Did plots of asteroid 2012 DA14 in desktop software applications, for the night of Friday, February 15, 2013. The path shows where the asteroid should travel over the course of the evening.
The charts are relevant for locations in south-western Ontario. But your mileage may vary... There will be slightly differences based on your observing spot, given how close the asteroid will be. Parallax!
Don't worry. It's not going to hit the Earth.
First, from Stellarium 0.12.0.
From sunset to sunrise. It will travel from right to left along
this path. The "marked" position is at midnight.
SkyTools 3 "current" databases were updated yesterday.

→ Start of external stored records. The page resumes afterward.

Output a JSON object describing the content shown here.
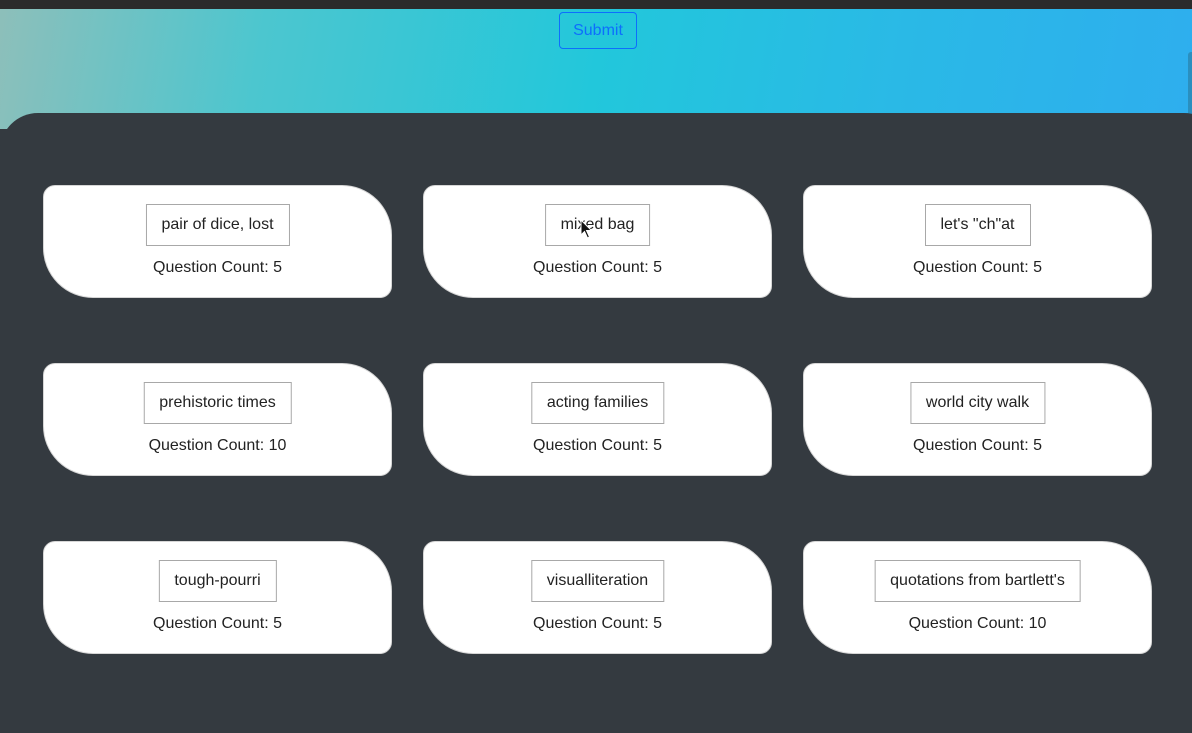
{
  "header": {
    "submit_label": "Submit",
    "colors": {
      "banner_gradient": [
        "#8dbfba",
        "#22c7db",
        "#2eaeee"
      ],
      "submit_accent": "#0d6efd",
      "panel_background": "#343a40"
    }
  },
  "categories": [
    {
      "title": "pair of dice, lost",
      "count_text": "Question Count: 5"
    },
    {
      "title": "mixed bag",
      "count_text": "Question Count: 5"
    },
    {
      "title": "let's \"ch\"at",
      "count_text": "Question Count: 5"
    },
    {
      "title": "prehistoric times",
      "count_text": "Question Count: 10"
    },
    {
      "title": "acting families",
      "count_text": "Question Count: 5"
    },
    {
      "title": "world city walk",
      "count_text": "Question Count: 5"
    },
    {
      "title": "tough-pourri",
      "count_text": "Question Count: 5"
    },
    {
      "title": "visualliteration",
      "count_text": "Question Count: 5"
    },
    {
      "title": "quotations from bartlett's",
      "count_text": "Question Count: 10"
    }
  ]
}
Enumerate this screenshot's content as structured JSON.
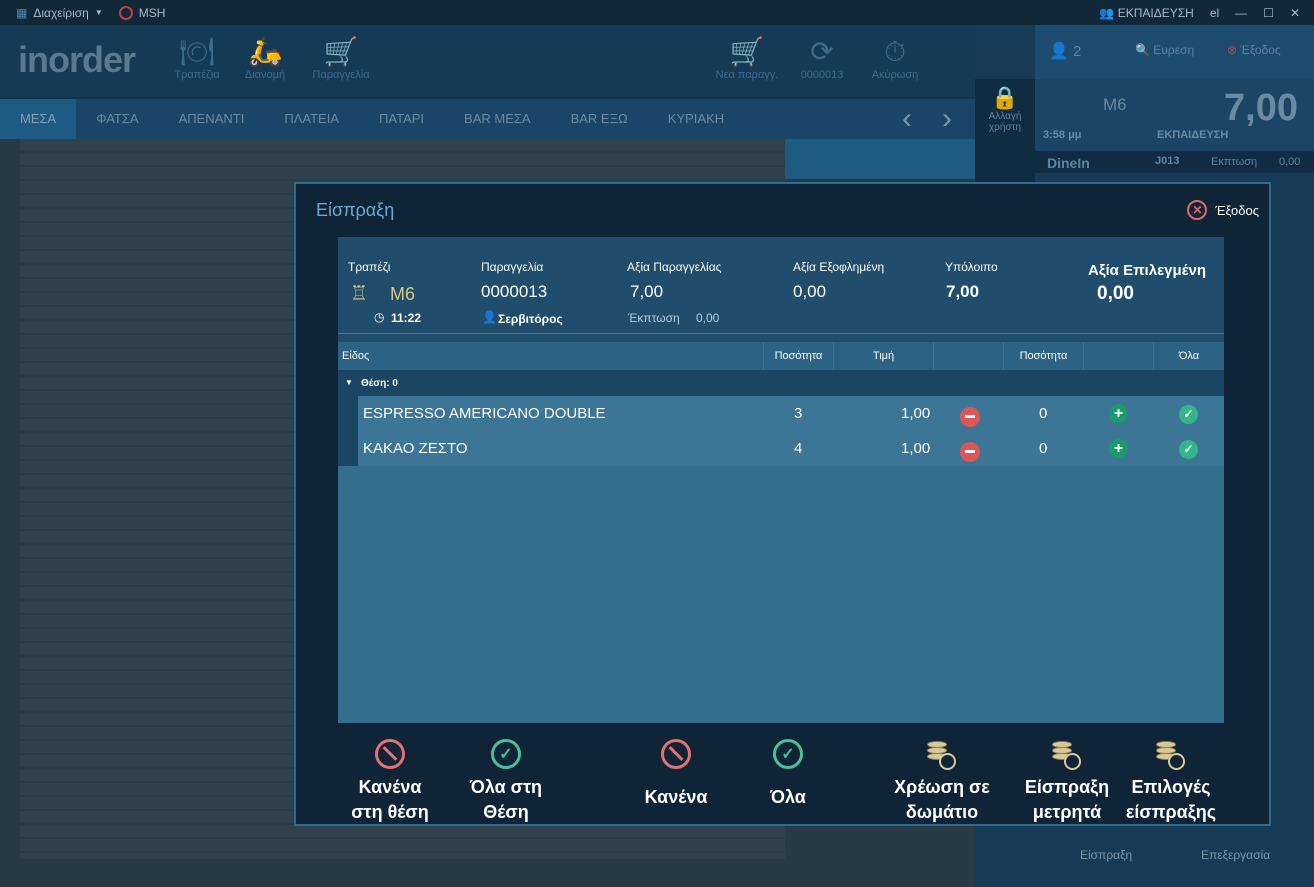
{
  "topbar": {
    "menu_label": "Διαχείριση",
    "user_code": "MSH",
    "user_name": "ΕΚΠΑΙΔΕΥΣΗ",
    "lang": "el"
  },
  "app": {
    "logo": "inorder"
  },
  "toolbar": {
    "tables_label": "Τραπέζια",
    "delivery_label": "Διανομή",
    "orders_label": "Παραγγελία",
    "new_label": "Νεα παραγγ.",
    "order_code": "0000013",
    "cancel_label": "Ακύρωση"
  },
  "area_tabs": [
    "ΜΕΣΑ",
    "ΦΑΤΣΑ",
    "ΑΠΕΝΑΝΤΙ",
    "ΠΛΑΤΕΙΑ",
    "ΠΑΤΑΡΙ",
    "BAR ΜΕΣΑ",
    "BAR ΕΞΩ",
    "ΚΥΡΙΑΚΗ"
  ],
  "sidebar": {
    "guests": "2",
    "search_label": "Ευρεση",
    "exit_label": "Έξοδος",
    "table": "M6",
    "total": "7,00",
    "time": "3:58 μμ",
    "user": "ΕΚΠΑΙΔΕΥΣΗ",
    "mode": "DineIn",
    "order_suffix": "J013",
    "discount_label": "Εκπτωση",
    "discount": "0,00",
    "lock_label": "Αλλαγή χρήστη",
    "pay_label": "Είσπραξη",
    "edit_label": "Επεξεργασία"
  },
  "modal": {
    "title": "Είσπραξη",
    "exit_label": "Έξοδος",
    "summary": {
      "table_label": "Τραπέζι",
      "table": "M6",
      "time": "11:22",
      "order_label": "Παραγγελία",
      "order": "0000013",
      "waiter": "Σερβιτόρος",
      "order_value_label": "Αξία Παραγγελίας",
      "order_value": "7,00",
      "discount_label": "Έκπτωση",
      "discount": "0,00",
      "paid_label": "Αξία Εξοφλημένη",
      "paid": "0,00",
      "remaining_label": "Υπόλοιπο",
      "remaining": "7,00",
      "selected_label": "Αξία Επιλεγμένη",
      "selected": "0,00"
    },
    "columns": {
      "item": "Είδος",
      "qty": "Ποσότητα",
      "price": "Τιμή",
      "sel_qty": "Ποσότητα",
      "all": "Όλα"
    },
    "group_label": "Θέση: 0",
    "rows": [
      {
        "name": "ESPRESSO AMERICANO DOUBLE",
        "qty": "3",
        "price": "1,00",
        "sel_qty": "0"
      },
      {
        "name": "ΚΑΚΑΟ ΖΕΣΤΟ",
        "qty": "4",
        "price": "1,00",
        "sel_qty": "0"
      }
    ],
    "buttons": {
      "none_seat_1": "Κανένα",
      "none_seat_2": "στη θέση",
      "all_seat_1": "Όλα στη",
      "all_seat_2": "Θέση",
      "none": "Κανένα",
      "all": "Όλα",
      "room_1": "Χρέωση σε",
      "room_2": "δωμάτιο",
      "cash_1": "Είσπραξη",
      "cash_2": "μετρητά",
      "options_1": "Επιλογές",
      "options_2": "είσπραξης"
    }
  }
}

ST3 shows helpful time stamps. Good, because this will be a fast-mover.
In general, there's good correspondence between the two applications.
Greg Crinklaw of Skyhound offered some helpful advice. Lie in wait. Pick an area of the sky ahead of the asteroid, a good amount of time in advance, and then watch closely for something moving into the field...
Remember, as well, this asteroid is very small. And while close, it will still be faint. Early in the evening, it will be around magnitude 12. That means you'll need a 12-inch telescope within city limits or a 4-inch in dark skies. It'll hit mag 13 around 10 PM: 20-inch aperture in city skies; a 6-inch in the country. And so on.
There's a good article entitled "What can I see through my scope?" with some nice tables for your consideration.
A 74-inch telescope in city limits? Pah. No problem!
Imagers may do well in this situation. It is often considered that a camera "adds" 2 magnitudes to an optical system. And with long exposures, one should be able to produce streaks or trails.
What do I know? Not much about asteroids...